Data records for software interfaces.
● ● ● ● ● ● ●

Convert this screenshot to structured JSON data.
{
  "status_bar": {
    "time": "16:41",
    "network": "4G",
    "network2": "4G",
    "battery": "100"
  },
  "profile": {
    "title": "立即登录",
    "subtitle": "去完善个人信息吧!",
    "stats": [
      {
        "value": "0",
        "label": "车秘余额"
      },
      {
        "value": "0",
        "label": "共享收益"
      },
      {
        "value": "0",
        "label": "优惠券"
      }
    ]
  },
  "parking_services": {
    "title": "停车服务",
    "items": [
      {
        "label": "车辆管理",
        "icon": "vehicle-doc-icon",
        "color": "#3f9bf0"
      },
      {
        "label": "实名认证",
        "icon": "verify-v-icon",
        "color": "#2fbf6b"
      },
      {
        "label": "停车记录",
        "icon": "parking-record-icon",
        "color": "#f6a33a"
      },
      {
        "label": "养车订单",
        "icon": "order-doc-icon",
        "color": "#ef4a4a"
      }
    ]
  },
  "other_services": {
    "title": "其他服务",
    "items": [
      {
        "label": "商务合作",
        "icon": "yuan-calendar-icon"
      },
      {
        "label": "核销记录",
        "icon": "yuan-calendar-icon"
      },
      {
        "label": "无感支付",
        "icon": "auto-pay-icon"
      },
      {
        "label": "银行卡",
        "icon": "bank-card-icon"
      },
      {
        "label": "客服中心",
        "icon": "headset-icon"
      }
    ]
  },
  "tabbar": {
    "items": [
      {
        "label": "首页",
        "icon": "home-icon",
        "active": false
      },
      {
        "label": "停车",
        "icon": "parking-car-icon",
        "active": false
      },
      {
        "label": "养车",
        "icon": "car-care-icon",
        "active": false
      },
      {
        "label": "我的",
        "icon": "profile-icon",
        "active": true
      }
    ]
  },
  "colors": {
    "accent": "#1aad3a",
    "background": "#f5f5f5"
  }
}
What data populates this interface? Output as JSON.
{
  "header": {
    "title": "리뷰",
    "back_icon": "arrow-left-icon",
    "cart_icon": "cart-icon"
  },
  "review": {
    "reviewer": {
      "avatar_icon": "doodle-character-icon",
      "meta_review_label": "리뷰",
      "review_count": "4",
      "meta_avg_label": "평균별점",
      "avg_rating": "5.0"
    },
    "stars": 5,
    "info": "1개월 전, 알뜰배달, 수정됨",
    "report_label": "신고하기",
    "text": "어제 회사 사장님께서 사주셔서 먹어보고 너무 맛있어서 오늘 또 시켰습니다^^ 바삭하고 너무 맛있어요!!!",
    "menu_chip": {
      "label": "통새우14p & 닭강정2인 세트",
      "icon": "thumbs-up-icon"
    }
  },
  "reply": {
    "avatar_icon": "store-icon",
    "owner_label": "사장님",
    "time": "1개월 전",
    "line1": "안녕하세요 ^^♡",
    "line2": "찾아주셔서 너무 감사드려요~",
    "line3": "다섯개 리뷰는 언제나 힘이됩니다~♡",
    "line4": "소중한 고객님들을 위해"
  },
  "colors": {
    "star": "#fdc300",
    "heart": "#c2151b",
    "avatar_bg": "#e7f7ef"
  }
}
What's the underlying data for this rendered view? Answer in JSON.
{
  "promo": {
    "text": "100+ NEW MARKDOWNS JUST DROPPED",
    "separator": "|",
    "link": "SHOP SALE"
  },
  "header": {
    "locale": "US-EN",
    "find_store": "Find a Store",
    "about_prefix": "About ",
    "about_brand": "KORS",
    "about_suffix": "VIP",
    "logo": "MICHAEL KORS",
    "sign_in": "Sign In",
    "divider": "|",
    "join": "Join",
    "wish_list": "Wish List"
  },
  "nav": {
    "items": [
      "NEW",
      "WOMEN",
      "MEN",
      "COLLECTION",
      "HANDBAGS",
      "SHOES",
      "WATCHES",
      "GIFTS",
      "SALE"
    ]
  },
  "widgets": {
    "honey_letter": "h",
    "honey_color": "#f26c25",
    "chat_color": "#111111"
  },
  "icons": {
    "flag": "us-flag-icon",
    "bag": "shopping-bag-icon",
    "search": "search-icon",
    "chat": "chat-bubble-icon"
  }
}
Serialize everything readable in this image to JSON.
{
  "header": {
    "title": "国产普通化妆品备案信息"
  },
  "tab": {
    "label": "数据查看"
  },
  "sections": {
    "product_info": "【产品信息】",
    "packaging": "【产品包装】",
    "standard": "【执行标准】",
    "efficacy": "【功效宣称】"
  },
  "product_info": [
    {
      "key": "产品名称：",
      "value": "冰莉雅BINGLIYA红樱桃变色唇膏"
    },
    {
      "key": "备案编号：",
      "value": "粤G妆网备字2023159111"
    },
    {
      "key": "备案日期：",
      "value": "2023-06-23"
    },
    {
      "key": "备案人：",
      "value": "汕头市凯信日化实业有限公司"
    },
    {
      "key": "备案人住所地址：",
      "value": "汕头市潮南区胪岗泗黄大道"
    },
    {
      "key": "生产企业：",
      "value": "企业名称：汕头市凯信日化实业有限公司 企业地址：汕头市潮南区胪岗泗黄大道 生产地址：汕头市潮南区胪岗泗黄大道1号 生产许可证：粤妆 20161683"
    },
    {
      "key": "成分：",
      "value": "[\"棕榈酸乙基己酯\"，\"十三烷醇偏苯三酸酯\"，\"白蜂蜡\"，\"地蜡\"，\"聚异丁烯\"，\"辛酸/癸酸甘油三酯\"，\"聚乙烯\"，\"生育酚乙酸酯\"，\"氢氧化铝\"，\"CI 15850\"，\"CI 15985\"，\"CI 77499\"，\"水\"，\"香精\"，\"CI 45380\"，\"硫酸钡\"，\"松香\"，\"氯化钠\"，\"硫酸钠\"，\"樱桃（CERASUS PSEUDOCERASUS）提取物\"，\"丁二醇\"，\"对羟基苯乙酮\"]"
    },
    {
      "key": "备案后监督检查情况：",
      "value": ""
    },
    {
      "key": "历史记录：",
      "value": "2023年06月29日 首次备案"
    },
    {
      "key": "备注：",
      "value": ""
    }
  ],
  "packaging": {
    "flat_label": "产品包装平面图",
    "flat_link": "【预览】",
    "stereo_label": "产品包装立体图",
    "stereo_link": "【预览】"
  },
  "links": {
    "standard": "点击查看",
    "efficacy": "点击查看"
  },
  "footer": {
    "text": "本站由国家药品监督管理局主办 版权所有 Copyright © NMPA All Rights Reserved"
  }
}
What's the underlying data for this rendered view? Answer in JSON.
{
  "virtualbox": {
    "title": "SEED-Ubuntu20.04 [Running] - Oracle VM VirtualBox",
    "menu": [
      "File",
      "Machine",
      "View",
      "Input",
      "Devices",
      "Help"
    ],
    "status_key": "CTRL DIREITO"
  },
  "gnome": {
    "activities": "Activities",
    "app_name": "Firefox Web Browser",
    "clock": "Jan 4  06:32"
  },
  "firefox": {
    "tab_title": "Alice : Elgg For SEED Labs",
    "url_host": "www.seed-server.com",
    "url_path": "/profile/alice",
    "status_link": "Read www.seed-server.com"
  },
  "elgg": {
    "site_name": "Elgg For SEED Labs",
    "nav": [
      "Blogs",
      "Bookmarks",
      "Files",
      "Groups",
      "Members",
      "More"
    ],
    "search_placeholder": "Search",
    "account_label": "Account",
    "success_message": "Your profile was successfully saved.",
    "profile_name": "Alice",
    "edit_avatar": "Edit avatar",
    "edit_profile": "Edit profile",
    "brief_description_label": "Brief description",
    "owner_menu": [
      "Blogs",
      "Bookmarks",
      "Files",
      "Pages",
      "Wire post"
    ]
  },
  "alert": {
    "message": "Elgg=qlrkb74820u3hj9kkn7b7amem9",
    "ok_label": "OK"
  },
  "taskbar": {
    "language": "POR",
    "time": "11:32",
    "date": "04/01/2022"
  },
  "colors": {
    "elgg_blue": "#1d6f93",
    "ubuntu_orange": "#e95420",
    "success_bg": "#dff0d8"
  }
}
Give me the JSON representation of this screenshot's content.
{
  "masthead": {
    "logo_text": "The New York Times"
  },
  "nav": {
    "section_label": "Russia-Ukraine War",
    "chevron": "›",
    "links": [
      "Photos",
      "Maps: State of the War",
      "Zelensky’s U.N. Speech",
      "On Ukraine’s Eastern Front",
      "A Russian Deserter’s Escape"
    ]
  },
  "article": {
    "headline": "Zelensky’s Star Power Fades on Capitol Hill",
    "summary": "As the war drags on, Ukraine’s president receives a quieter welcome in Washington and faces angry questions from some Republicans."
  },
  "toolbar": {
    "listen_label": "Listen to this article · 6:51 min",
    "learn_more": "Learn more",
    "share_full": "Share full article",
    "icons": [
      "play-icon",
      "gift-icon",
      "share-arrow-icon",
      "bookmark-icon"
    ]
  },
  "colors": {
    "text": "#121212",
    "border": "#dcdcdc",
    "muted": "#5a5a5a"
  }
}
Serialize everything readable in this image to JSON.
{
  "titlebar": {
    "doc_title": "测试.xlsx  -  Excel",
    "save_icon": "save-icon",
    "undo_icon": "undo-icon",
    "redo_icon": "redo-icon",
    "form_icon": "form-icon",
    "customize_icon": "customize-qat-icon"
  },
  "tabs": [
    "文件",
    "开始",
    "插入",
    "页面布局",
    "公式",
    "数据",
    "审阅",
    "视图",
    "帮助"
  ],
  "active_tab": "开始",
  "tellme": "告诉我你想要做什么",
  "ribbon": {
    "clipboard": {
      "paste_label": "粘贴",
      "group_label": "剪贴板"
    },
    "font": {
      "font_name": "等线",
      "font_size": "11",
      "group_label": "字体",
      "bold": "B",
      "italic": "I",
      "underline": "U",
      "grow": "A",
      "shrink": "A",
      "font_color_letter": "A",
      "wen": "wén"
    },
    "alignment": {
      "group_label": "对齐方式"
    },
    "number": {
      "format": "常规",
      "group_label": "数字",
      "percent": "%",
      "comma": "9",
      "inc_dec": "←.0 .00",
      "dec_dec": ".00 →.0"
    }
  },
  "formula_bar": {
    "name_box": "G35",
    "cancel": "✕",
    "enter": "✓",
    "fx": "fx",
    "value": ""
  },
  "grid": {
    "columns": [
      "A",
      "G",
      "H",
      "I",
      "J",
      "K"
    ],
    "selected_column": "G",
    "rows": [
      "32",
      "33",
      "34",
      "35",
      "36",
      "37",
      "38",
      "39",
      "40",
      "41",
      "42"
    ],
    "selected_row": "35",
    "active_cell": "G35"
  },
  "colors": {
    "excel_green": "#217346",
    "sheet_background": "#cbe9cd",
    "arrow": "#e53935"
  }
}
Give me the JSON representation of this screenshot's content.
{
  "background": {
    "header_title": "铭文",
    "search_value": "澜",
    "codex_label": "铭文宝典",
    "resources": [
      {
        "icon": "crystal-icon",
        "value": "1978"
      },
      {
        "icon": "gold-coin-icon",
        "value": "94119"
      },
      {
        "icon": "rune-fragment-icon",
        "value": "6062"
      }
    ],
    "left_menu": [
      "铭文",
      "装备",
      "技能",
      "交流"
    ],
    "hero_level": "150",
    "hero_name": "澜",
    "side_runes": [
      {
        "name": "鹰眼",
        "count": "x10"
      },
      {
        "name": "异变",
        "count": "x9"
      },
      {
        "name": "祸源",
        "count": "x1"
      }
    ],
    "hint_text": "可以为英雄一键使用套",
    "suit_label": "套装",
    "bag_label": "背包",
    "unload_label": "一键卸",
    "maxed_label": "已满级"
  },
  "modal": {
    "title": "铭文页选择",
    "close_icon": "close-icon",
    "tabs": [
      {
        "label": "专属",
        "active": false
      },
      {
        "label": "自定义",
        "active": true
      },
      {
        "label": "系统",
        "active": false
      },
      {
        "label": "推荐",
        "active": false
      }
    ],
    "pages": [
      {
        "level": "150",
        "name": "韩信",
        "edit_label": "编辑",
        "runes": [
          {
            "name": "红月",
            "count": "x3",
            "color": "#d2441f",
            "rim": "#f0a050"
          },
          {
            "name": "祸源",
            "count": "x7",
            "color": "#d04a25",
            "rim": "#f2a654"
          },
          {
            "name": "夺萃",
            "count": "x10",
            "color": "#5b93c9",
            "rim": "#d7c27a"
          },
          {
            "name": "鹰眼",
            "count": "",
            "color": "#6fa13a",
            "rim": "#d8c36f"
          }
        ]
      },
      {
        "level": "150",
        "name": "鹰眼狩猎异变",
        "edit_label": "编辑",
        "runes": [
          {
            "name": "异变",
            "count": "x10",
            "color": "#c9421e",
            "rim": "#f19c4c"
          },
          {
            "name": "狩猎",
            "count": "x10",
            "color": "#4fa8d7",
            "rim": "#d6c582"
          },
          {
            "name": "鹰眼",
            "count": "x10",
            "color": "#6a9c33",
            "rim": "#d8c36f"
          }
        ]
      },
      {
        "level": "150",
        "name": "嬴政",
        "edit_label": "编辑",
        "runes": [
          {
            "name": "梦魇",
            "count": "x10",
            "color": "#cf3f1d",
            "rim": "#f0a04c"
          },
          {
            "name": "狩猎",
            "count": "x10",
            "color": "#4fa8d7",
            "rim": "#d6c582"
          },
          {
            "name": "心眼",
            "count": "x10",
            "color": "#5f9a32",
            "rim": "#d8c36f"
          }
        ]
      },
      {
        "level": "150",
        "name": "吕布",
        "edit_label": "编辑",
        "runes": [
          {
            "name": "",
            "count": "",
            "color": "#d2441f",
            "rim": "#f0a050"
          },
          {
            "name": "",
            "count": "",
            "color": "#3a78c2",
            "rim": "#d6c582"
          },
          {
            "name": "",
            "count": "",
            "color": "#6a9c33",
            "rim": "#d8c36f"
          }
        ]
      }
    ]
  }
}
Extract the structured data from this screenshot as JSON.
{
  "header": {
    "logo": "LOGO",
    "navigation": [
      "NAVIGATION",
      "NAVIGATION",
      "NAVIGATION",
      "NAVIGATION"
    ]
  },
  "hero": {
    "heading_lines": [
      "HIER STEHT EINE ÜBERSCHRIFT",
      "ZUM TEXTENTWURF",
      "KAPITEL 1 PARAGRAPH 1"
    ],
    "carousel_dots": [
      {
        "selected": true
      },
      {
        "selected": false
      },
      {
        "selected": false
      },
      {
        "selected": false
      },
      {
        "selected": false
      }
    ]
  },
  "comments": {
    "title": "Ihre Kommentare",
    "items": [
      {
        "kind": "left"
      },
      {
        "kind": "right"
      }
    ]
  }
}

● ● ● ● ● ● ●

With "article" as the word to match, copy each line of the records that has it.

SOLUTION TO THIS PROBLEM.
  "article": {
    "listen_label": "Listen to this article · 6:51 min",
    "share_full": "Share full article",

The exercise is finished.